● **Material shown**:
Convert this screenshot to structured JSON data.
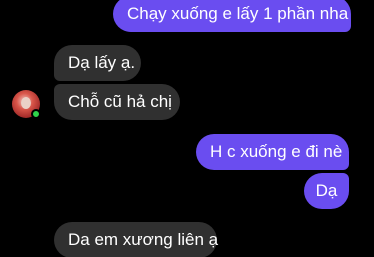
{
  "colors": {
    "background": "#000000",
    "outgoing_bubble": "#6a4df0",
    "incoming_bubble": "#303030",
    "online": "#2fd34b"
  },
  "contact": {
    "avatar_icon": "contact-avatar-photo",
    "status_icon": "online-status-dot"
  },
  "messages": [
    {
      "direction": "outgoing",
      "text": "Chạy xuống e lấy 1 phần nha"
    },
    {
      "direction": "incoming",
      "text": "Dạ lấy ạ."
    },
    {
      "direction": "incoming",
      "text": "Chỗ cũ hả chị"
    },
    {
      "direction": "outgoing",
      "text": "H c xuống e đi nè"
    },
    {
      "direction": "outgoing",
      "text": "Dạ"
    },
    {
      "direction": "incoming",
      "text": "Da em xương liên ạ"
    }
  ]
}
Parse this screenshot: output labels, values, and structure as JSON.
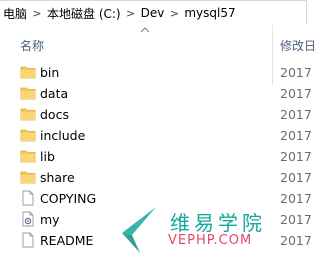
{
  "breadcrumb": {
    "items": [
      "电脑",
      "本地磁盘 (C:)",
      "Dev",
      "mysql57"
    ],
    "separator": ">"
  },
  "columns": {
    "name": "名称",
    "date": "修改日"
  },
  "files": [
    {
      "name": "bin",
      "type": "folder",
      "date": "2017"
    },
    {
      "name": "data",
      "type": "folder",
      "date": "2017"
    },
    {
      "name": "docs",
      "type": "folder",
      "date": "2017"
    },
    {
      "name": "include",
      "type": "folder",
      "date": "2017"
    },
    {
      "name": "lib",
      "type": "folder",
      "date": "2017"
    },
    {
      "name": "share",
      "type": "folder",
      "date": "2017"
    },
    {
      "name": "COPYING",
      "type": "file",
      "date": "2017"
    },
    {
      "name": "my",
      "type": "config-file",
      "date": "2017"
    },
    {
      "name": "README",
      "type": "file",
      "date": "2017"
    }
  ],
  "watermark": {
    "chinese": "维易学院",
    "english": "VEPHP.COM"
  },
  "colors": {
    "folder": "#f4c85a",
    "folder_dark": "#dcaa37",
    "header_text": "#4c607a",
    "watermark_green": "#14a89c",
    "watermark_red": "#e24a6a"
  }
}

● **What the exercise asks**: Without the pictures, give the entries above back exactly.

● **Output for this exercise**:
Convert this screenshot to structured JSON data.
{
  "colors": {
    "background": "#000000",
    "outgoing_bubble": "#6a4df0",
    "incoming_bubble": "#303030",
    "online": "#2fd34b"
  },
  "contact": {
    "avatar_icon": "contact-avatar-photo",
    "status_icon": "online-status-dot"
  },
  "messages": [
    {
      "direction": "outgoing",
      "text": "Chạy xuống e lấy 1 phần nha"
    },
    {
      "direction": "incoming",
      "text": "Dạ lấy ạ."
    },
    {
      "direction": "incoming",
      "text": "Chỗ cũ hả chị"
    },
    {
      "direction": "outgoing",
      "text": "H c xuống e đi nè"
    },
    {
      "direction": "outgoing",
      "text": "Dạ"
    },
    {
      "direction": "incoming",
      "text": "Da em xương liên ạ"
    }
  ]
}
Parse this screenshot: output labels, values, and structure as JSON.
{
  "breadcrumb": {
    "items": [
      "电脑",
      "本地磁盘 (C:)",
      "Dev",
      "mysql57"
    ],
    "separator": ">"
  },
  "columns": {
    "name": "名称",
    "date": "修改日"
  },
  "files": [
    {
      "name": "bin",
      "type": "folder",
      "date": "2017"
    },
    {
      "name": "data",
      "type": "folder",
      "date": "2017"
    },
    {
      "name": "docs",
      "type": "folder",
      "date": "2017"
    },
    {
      "name": "include",
      "type": "folder",
      "date": "2017"
    },
    {
      "name": "lib",
      "type": "folder",
      "date": "2017"
    },
    {
      "name": "share",
      "type": "folder",
      "date": "2017"
    },
    {
      "name": "COPYING",
      "type": "file",
      "date": "2017"
    },
    {
      "name": "my",
      "type": "config-file",
      "date": "2017"
    },
    {
      "name": "README",
      "type": "file",
      "date": "2017"
    }
  ],
  "watermark": {
    "chinese": "维易学院",
    "english": "VEPHP.COM"
  },
  "colors": {
    "folder": "#f4c85a",
    "folder_dark": "#dcaa37",
    "header_text": "#4c607a",
    "watermark_green": "#14a89c",
    "watermark_red": "#e24a6a"
  }
}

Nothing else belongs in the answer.